Another high-energy song Rashad performed was “Lay Wit Ya.” The intense beat, sampled from Three 6 Mafia’s “Ridin’ N’ Da Chevy,” got the crowd jumping. Mosh pits began to form again, and some concert-goers even broke out into dance in the middle of them.

Later, Rashad performed his track “Heavenly Father” off his debut studio album “Cilvia Demo.”

Kyle Diaz / Daily Nexus

The rhythmic track explores intimate issues as Rashad sings  “Now, I’m prayin’ that I make it twenty-five / Baby call a doctor for my health / And “no” is kinda hard to say to drugs / ‘Cause I been havin’ problems with myself / And I been askin’ questions, where the love? / And they don’t give me answers, just a check.”

Rashad’s closing track of the night, “Headshots (4r Da Locals),” is one of the most popular songs off his most recent album and fans instantly recognized the “smooth like a R&B song” track. The crowd sang along to the chorus, “Okay, you caught me by surprise in my brand new whip, baby / Peep me in the scope, if I’m gone, don’t trip, baby / Bringin’ back the strong, up to bat, all hits, baby.”

After performing his final track of the set, Rashad got off the stage and went to the barricade. Concert-goers were screaming as Rashad interacted with the crowd as former fellow Top Dawg Entertainment signee Kendrick Lamar’s “m.A.A.d city” blasted from the speakers. 

The night came to a close, and people made their way out of the Thunderdome after an electrifying and energizing night with stellar performances from the anticipated Pennsylvania artists. 

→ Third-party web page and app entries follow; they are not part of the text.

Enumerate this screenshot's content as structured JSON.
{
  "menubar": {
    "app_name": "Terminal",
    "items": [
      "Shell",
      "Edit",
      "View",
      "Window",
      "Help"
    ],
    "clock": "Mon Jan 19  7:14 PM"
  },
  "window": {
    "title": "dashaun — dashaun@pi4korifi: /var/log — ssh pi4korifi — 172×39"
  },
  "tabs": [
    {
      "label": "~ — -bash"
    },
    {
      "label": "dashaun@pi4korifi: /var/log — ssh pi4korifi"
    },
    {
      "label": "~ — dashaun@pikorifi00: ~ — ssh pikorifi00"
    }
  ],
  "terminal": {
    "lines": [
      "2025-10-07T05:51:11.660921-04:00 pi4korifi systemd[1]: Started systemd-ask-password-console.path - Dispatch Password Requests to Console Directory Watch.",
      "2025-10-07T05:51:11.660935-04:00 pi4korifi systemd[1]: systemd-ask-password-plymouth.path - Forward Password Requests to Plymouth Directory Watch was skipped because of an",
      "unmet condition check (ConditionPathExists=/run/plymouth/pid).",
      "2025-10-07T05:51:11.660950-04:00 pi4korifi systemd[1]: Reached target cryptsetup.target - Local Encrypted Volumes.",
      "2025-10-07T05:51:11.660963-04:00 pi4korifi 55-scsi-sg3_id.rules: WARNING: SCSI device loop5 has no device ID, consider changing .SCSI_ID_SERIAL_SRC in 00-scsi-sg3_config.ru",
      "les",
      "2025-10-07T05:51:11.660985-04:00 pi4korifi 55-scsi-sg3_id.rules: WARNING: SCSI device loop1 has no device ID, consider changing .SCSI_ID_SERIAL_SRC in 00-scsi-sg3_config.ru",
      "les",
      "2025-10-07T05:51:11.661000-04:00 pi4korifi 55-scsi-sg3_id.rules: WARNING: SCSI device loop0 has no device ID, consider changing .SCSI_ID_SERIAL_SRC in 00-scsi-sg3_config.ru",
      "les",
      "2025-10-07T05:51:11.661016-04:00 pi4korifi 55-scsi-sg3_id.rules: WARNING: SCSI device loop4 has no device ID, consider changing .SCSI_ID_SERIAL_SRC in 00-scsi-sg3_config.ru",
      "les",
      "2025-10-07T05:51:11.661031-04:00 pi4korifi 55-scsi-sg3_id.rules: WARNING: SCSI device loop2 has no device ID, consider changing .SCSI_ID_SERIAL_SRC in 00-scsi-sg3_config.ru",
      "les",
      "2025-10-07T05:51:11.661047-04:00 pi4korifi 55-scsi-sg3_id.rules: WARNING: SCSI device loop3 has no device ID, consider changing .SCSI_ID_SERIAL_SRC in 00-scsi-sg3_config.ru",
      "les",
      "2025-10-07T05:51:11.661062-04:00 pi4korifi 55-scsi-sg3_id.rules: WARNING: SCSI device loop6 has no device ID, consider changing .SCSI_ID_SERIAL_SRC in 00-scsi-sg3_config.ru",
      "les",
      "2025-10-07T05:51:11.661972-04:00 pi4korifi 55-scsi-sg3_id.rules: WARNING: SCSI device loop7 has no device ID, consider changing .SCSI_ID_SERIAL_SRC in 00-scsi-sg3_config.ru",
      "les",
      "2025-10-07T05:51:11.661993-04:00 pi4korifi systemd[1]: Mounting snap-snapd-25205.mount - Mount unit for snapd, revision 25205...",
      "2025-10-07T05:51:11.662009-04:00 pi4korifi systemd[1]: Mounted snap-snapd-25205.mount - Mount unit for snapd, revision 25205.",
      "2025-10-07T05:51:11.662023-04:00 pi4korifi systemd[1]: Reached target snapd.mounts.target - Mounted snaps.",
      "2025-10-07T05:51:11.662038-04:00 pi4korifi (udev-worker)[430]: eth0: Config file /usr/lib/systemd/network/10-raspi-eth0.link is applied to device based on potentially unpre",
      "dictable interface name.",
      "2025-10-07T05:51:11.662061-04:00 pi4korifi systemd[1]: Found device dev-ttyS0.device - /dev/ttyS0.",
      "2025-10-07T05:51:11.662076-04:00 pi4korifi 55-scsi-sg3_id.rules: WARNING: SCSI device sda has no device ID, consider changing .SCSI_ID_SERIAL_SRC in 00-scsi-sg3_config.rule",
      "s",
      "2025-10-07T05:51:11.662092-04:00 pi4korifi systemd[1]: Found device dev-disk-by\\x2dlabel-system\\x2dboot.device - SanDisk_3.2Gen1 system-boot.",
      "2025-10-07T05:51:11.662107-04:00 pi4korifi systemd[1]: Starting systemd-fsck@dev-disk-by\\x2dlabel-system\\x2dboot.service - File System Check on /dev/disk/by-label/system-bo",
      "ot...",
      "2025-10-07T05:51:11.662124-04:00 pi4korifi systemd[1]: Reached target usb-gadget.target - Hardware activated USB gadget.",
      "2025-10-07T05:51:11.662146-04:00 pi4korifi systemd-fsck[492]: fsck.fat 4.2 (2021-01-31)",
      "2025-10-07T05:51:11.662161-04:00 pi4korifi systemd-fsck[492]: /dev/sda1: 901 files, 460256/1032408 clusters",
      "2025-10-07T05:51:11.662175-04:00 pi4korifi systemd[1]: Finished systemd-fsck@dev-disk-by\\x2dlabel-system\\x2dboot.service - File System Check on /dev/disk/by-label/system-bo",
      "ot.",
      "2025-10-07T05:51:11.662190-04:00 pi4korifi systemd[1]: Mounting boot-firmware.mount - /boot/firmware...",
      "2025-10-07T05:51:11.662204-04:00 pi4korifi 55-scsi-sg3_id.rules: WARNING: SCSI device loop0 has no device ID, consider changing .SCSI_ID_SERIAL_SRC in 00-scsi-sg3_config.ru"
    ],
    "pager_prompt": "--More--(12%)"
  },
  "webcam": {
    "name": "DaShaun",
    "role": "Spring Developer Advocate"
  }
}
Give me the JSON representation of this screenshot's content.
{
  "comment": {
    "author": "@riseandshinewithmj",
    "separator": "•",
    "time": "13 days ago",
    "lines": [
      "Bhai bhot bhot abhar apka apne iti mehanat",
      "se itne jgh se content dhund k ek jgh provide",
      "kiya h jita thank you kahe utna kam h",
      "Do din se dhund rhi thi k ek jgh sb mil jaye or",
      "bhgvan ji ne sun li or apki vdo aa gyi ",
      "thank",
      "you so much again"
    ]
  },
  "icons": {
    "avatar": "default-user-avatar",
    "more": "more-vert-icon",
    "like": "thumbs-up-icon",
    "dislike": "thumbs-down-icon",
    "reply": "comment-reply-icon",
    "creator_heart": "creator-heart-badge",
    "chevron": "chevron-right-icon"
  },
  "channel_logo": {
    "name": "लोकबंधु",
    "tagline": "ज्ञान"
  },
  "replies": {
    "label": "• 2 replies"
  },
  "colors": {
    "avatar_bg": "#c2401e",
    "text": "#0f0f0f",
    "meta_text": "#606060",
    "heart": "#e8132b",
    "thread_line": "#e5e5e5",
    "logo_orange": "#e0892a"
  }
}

Marisol Cruz
Marisol Cruz serves as the Artsweek editor for the 2021-2022 school year. She can always be found listening to music.